┌──

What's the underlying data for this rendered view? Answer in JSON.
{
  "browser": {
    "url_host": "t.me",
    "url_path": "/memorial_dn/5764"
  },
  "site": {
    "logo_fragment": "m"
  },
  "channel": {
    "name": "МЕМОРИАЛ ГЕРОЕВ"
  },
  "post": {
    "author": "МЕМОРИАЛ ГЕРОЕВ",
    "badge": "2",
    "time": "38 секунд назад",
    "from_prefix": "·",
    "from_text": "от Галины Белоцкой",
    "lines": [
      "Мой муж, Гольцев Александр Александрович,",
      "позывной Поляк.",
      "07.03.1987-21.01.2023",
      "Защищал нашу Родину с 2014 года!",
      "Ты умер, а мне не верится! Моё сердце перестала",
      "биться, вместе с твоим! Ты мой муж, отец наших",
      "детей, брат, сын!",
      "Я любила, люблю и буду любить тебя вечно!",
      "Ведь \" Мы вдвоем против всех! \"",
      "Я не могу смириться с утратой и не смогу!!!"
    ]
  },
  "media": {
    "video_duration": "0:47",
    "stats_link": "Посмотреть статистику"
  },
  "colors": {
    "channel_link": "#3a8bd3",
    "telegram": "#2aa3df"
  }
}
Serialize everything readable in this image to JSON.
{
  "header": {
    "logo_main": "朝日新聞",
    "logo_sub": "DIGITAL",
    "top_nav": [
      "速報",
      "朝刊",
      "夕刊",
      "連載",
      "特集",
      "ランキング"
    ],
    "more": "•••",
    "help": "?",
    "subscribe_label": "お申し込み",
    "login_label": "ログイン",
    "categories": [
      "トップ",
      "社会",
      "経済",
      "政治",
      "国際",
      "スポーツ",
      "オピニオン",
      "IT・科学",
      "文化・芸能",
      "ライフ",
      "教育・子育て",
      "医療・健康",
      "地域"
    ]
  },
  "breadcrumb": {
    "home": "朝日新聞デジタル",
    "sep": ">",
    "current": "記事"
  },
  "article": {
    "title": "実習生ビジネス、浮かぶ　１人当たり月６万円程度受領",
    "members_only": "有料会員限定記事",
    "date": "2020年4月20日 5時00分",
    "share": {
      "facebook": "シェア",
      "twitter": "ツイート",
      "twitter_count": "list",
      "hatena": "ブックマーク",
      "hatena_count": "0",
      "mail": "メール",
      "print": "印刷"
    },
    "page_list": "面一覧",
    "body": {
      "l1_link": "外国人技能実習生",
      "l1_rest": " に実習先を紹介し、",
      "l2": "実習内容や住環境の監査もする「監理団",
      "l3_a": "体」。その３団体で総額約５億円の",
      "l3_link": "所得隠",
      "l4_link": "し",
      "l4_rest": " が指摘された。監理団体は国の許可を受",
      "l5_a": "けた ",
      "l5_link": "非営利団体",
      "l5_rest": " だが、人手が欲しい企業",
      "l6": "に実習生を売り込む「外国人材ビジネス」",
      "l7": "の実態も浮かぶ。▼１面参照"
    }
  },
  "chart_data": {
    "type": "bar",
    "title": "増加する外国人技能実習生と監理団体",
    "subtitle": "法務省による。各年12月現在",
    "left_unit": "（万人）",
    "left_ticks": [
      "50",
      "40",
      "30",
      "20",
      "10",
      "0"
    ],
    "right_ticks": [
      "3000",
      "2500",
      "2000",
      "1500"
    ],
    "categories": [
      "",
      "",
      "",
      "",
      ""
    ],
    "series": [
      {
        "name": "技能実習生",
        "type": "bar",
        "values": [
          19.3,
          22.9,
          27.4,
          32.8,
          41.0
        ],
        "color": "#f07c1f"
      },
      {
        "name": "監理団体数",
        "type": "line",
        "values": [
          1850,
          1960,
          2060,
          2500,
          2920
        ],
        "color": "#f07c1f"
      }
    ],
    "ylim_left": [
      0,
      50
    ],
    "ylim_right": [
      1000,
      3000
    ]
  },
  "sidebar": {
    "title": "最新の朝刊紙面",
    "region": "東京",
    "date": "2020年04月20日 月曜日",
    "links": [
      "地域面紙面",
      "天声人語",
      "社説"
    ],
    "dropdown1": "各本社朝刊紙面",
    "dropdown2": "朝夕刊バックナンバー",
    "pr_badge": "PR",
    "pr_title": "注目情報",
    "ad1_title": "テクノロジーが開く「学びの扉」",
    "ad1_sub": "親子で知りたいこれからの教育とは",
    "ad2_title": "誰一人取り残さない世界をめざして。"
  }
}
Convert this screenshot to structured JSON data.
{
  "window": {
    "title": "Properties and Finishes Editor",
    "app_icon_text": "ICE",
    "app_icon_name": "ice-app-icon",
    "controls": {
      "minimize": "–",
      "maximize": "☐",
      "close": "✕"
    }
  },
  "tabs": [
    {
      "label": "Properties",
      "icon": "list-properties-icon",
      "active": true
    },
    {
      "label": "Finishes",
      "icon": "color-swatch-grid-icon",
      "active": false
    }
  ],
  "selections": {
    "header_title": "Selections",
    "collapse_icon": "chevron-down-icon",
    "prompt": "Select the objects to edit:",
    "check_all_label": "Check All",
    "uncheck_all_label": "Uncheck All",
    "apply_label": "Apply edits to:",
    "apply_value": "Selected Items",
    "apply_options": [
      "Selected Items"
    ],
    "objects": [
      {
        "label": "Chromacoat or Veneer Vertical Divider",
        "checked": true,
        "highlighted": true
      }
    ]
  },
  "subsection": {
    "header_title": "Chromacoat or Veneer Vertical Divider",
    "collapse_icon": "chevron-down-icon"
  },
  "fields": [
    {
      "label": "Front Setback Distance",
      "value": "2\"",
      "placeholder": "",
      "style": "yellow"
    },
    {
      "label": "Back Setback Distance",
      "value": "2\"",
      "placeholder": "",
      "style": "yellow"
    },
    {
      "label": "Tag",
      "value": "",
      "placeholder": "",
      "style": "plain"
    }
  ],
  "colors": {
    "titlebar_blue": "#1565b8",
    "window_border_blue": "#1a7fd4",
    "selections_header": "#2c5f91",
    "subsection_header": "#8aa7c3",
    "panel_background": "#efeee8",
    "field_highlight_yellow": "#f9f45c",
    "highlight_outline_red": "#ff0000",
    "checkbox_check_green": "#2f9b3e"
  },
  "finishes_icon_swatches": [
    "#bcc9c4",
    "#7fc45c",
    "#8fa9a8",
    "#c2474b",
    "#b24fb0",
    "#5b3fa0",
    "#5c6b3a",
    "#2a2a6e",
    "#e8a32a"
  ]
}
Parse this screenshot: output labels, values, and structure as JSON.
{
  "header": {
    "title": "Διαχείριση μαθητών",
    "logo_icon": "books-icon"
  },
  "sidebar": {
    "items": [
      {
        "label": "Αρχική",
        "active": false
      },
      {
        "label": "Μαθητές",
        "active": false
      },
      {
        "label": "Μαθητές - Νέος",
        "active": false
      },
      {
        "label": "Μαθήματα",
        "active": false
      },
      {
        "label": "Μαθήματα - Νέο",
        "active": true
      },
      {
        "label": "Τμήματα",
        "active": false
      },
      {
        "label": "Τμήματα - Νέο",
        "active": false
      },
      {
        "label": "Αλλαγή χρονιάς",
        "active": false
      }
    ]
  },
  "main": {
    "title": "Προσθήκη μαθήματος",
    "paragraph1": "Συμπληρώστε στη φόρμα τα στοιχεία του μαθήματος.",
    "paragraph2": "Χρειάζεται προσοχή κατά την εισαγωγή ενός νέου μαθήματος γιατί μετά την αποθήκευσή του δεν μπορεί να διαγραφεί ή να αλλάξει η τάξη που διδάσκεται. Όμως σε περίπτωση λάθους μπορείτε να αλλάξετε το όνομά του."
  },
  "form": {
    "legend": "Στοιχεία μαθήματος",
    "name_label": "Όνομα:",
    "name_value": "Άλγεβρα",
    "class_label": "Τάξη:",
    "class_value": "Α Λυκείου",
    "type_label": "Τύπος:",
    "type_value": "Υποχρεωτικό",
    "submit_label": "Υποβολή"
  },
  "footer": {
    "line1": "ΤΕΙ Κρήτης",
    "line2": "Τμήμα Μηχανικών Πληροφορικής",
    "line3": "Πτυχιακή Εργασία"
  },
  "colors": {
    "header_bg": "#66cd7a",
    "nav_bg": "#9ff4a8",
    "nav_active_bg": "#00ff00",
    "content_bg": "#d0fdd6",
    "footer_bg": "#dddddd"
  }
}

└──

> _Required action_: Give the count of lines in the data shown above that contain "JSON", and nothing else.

> _Response box_: 4